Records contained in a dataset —
-=-=-

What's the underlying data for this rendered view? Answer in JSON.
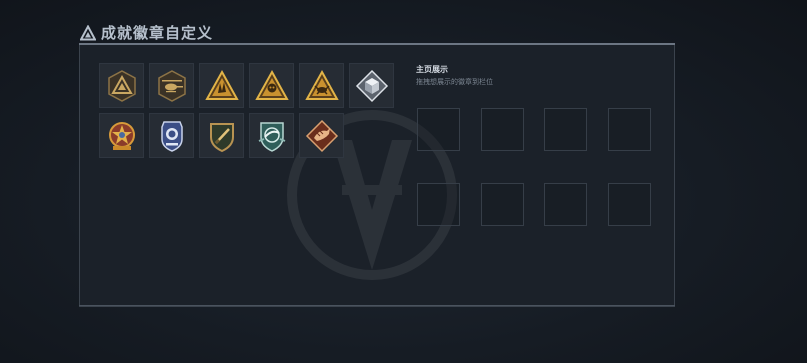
{
  "header": {
    "title": "成就徽章自定义",
    "icon": "triangle-warning-icon"
  },
  "badges": [
    {
      "name": "badge-triangle-bronze",
      "icon": "triangle-emblem-icon",
      "color": "#b89352"
    },
    {
      "name": "badge-helicopter",
      "icon": "helicopter-emblem-icon",
      "color": "#b89352"
    },
    {
      "name": "badge-hand-gold",
      "icon": "hand-triangle-icon",
      "color": "#d4a53c"
    },
    {
      "name": "badge-skull-gold",
      "icon": "skull-triangle-icon",
      "color": "#d4a53c"
    },
    {
      "name": "badge-crab-gold",
      "icon": "crab-triangle-icon",
      "color": "#d4a53c"
    },
    {
      "name": "badge-cube-silver",
      "icon": "cube-diamond-icon",
      "color": "#c9ced6"
    },
    {
      "name": "badge-star-medal",
      "icon": "star-medal-icon",
      "color": "#c9892a"
    },
    {
      "name": "badge-police-shield",
      "icon": "police-shield-icon",
      "color": "#5a73b0"
    },
    {
      "name": "badge-blade-shield",
      "icon": "blade-shield-icon",
      "color": "#b89352"
    },
    {
      "name": "badge-wing-shield",
      "icon": "wing-shield-icon",
      "color": "#4f8a86"
    },
    {
      "name": "badge-dragon-diamond",
      "icon": "dragon-diamond-icon",
      "color": "#b5603a"
    }
  ],
  "display": {
    "title": "主页展示",
    "subtitle": "拖拽想展示的徽章到栏位"
  },
  "colors": {
    "panel": "#1b2129",
    "accent": "#6c7683"
  }
}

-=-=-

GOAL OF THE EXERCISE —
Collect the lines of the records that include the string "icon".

WRITTEN REPLY —
    "icon": "triangle-warning-icon"
      "icon": "triangle-emblem-icon",
      "icon": "helicopter-emblem-icon",
      "icon": "hand-triangle-icon",
      "icon": "skull-triangle-icon",
      "icon": "crab-triangle-icon",
      "icon": "cube-diamond-icon",
      "icon": "star-medal-icon",
      "icon": "police-shield-icon",
      "icon": "blade-shield-icon",
      "icon": "wing-shield-icon",
      "icon": "dragon-diamond-icon",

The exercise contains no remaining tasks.